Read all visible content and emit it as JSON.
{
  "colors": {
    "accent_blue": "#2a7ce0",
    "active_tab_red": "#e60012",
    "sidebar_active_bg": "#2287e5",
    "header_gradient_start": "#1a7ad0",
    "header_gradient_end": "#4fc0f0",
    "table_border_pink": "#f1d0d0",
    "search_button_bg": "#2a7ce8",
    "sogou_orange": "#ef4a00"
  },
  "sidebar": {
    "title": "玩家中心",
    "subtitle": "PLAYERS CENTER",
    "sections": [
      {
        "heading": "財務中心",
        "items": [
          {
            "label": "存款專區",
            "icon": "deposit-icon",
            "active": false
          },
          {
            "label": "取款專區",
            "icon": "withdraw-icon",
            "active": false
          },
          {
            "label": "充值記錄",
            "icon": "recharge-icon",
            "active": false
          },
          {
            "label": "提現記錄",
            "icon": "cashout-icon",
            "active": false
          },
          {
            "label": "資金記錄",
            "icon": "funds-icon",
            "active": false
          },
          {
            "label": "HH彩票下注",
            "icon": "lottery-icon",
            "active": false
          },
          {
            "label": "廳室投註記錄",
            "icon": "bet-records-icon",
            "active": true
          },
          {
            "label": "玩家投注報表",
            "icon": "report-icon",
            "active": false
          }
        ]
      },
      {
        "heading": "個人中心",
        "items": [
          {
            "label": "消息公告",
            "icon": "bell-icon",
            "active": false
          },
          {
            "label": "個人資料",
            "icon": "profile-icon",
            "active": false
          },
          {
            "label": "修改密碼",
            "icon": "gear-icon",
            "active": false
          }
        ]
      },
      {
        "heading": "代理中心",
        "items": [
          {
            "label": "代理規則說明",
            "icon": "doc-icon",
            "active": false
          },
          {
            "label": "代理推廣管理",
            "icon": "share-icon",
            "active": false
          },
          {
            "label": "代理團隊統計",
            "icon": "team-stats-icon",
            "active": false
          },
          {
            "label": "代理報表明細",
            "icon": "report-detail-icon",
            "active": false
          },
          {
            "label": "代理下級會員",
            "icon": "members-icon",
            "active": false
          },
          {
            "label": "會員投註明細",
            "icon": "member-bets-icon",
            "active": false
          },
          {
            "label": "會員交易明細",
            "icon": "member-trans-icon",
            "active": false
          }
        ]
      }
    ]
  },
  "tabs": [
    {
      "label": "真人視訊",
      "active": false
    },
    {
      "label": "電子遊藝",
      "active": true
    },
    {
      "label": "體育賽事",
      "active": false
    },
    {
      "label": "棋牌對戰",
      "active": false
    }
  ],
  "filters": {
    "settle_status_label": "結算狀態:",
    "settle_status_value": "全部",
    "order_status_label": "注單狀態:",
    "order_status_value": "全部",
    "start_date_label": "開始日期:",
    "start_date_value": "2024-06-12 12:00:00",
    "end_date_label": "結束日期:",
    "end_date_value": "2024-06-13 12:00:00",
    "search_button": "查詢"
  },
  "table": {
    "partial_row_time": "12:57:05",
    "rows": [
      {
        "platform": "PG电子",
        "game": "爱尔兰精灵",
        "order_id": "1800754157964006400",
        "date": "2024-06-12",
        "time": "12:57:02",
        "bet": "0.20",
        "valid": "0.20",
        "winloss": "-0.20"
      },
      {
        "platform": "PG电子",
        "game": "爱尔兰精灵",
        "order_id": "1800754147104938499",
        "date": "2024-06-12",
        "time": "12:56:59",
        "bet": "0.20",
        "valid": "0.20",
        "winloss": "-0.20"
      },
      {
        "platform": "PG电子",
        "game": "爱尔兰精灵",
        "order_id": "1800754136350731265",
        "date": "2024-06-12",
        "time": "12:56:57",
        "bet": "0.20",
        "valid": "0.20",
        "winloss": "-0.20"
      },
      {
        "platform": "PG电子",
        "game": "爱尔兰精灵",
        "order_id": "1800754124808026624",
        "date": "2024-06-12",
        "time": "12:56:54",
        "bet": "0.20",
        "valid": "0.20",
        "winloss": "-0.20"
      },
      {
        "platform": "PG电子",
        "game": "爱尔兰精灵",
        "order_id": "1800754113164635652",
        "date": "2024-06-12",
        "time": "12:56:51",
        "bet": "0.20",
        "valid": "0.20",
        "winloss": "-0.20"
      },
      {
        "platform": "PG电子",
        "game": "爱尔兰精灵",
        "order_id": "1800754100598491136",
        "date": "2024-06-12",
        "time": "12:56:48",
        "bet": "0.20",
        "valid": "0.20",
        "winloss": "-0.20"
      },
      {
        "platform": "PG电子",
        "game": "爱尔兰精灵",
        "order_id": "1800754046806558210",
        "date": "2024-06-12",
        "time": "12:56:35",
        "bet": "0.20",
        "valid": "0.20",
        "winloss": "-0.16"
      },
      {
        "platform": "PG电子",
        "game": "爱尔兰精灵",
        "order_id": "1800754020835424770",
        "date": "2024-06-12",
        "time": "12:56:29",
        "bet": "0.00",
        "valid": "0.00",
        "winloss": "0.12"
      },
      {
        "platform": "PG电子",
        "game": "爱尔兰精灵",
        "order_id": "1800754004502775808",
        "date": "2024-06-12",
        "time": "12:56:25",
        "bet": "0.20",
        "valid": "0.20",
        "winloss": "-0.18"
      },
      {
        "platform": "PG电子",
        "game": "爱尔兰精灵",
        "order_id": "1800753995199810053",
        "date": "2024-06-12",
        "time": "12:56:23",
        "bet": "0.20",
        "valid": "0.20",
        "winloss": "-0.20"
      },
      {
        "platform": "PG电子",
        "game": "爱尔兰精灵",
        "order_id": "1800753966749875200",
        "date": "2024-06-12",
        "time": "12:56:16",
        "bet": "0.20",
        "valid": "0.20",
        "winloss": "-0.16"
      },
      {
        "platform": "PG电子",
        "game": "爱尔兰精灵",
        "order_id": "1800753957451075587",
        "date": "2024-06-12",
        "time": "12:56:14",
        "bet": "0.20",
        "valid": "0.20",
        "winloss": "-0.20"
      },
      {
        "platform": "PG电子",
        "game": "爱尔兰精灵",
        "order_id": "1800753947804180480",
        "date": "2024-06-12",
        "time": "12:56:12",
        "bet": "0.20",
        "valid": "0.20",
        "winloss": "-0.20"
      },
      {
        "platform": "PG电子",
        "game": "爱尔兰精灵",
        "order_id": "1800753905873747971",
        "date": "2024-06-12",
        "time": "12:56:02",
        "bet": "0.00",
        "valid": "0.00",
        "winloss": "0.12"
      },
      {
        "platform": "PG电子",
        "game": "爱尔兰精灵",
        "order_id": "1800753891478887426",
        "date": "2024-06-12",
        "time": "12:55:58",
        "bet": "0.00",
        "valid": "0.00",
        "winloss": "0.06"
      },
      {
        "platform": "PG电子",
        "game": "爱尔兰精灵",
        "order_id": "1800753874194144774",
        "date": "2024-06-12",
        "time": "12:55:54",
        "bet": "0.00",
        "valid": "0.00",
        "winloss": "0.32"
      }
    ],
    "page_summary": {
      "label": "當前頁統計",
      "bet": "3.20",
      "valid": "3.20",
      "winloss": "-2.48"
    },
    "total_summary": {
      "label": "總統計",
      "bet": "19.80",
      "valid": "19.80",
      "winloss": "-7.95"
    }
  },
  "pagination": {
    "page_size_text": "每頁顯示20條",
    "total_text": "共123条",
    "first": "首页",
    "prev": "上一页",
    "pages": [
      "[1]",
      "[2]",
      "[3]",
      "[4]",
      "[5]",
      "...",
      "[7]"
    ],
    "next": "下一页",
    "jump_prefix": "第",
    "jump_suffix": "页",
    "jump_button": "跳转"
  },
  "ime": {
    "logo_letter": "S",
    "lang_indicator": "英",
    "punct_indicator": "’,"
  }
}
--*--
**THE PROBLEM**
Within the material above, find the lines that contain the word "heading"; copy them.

**ANSWER BOX**
        "heading": "財務中心",
        "heading": "個人中心",
        "heading": "代理中心",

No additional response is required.